Now that you’re looking back at this text as a published book, has your attitude to that writing changed?
The way I look at it hasn’t changed. I loved this text and still love it. It cured me: now I don’t even remember what depression feels like. Maybe the text is clunky, raw or half-baked, but I needed it that way, it saved me that way, and the way I feel about it will never change. I know that eventually I’ll become older, wiser, and will write better, but The Days Of Our Lives has taken me out of such darkness that I don’t care if someone says that there’s something wrong with the text.
It’s often the case with first-person fiction that the audience don’t separate the main character from the author.

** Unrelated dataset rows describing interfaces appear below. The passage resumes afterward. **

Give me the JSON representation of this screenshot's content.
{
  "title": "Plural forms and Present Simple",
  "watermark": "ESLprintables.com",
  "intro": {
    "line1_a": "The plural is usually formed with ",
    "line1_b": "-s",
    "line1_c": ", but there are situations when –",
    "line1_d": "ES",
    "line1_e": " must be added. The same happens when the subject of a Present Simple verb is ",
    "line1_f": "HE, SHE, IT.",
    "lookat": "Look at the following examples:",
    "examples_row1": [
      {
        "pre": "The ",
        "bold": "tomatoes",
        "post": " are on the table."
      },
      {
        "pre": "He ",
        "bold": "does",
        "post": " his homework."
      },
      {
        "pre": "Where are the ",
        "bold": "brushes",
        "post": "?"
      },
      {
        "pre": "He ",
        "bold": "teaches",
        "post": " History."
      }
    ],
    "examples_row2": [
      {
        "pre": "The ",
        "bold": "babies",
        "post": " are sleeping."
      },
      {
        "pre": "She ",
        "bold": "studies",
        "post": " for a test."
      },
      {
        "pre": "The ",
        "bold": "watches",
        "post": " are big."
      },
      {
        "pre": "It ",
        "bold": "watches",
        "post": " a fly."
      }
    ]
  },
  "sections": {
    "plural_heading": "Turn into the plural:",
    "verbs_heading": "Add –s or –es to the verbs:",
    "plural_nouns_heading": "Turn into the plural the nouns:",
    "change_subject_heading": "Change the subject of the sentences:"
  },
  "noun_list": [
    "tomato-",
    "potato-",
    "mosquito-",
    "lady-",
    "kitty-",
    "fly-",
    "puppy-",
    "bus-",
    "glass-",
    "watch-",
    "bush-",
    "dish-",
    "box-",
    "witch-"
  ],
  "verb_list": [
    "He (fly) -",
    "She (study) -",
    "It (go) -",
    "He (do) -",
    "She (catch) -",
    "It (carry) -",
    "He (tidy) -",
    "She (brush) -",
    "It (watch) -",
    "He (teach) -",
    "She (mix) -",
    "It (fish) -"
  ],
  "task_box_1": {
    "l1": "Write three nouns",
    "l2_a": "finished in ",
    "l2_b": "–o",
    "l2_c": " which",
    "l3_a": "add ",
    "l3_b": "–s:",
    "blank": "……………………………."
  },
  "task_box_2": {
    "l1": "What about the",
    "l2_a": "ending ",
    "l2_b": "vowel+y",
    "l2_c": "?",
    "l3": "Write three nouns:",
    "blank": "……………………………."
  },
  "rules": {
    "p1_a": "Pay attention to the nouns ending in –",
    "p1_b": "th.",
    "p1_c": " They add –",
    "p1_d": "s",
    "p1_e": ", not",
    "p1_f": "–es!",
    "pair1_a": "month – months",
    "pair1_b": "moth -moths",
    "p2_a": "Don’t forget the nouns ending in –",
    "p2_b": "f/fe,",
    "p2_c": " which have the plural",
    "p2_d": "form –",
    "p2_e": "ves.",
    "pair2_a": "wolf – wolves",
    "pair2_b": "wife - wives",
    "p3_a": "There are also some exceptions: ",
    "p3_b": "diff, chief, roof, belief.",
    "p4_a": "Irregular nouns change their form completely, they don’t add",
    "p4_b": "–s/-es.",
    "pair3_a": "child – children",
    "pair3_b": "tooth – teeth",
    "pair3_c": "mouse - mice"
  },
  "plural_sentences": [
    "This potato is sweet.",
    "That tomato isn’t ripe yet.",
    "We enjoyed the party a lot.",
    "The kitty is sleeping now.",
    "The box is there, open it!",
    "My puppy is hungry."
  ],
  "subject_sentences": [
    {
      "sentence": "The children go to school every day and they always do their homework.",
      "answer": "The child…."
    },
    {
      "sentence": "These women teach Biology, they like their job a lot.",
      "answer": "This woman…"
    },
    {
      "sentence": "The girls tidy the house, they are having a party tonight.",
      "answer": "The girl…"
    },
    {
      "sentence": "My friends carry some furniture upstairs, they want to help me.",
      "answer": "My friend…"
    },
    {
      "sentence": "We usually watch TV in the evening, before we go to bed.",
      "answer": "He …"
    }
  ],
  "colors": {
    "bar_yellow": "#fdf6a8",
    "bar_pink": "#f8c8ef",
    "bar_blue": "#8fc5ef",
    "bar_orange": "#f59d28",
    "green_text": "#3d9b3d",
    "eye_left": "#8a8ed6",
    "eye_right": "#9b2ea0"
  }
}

Would you say you and the novel’s protagonist are alike? To which degree is your writing autobiographical or fictional?
The character comes from me in many ways. The only invented character traits are the unmotivated aggression and wild adolescence, which I didn’t have. I had to explain to myself why my parents were so rude and unfair to me at times, and so I reinvented myself as a bad son. It made me feel better. A lot of events in the book happened to me, but not all of them. I distorted stories in a way that made them easier for me to process. There are chapters in the book from my childhood where all of these complex stories and events finish happily in the end, but my real childhood was honestly a lot more sad. Certain events I made up because I wanted them to happen and they didn’t (for instance, the scene where the main character meets another teenager on the train tracks in the woods is sadly made up).

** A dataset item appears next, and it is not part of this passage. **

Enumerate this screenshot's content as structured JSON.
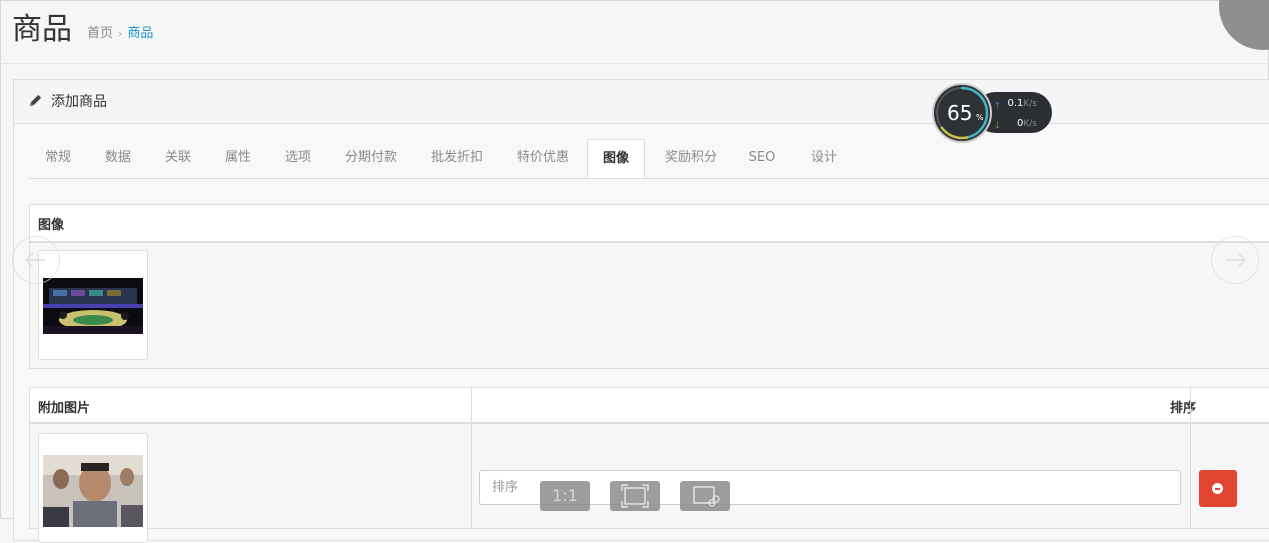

People often describe you as LGBTQ+ author, which might be a bit constricting. How would you describe your literary interest and aspirations?
I have a lot of interests, but not for every interest. I might be interested in writing something about war, but I haven’t been to war and I don’t know anyone who has. I understand that I can’t handle that topic at the moment, and generally, I try not to get into areas where I am not that knowledgeable. I believe that many things will come with age and experience. At the moment, I can speak about the things which I know: childhood, coming-of-age, youth and everything that intertwined with that. I also think I have sort of hyperempathy for children and it’s easy for me to speak from their point of view. LGBTQ+ issues are part of my experience. They are important for me because I face discriminattion daily; it’s one of the biggest problems I face, and I want to be a part in solving it.
You speak openly about being a trans man. Was it difficult to make the decision to come out publicly?
I have never hidden my face or voice, and I was always worried that there were going to be rumours that I was a woman writing under a male pen name, or that I was somebody “pretending”. And when that did start happening, I made the decision to talk about it openly. Being trans is one, big, endless difficulty which you have to deal with every day, so coming out didn’t add to that. If you are trans, society doesn’t really treat you like a normal person anyway, so who cares if there’s one more trans person or one less?
Tell me a little bit about your future plans and new projects. How are you hoping to evolve as a writer?
I just want to keep evolving. The more I read, watch, learn, and understand about the world, the more ideas I have, and the more inner resources I’ll have to pull off these ideas. I would love to get working on any of those ideas, but I can’t pull off some of them for now. So I’m hoping to pump my intellectual and writing muscles, and that’s all the plans I have for now. The rest will come.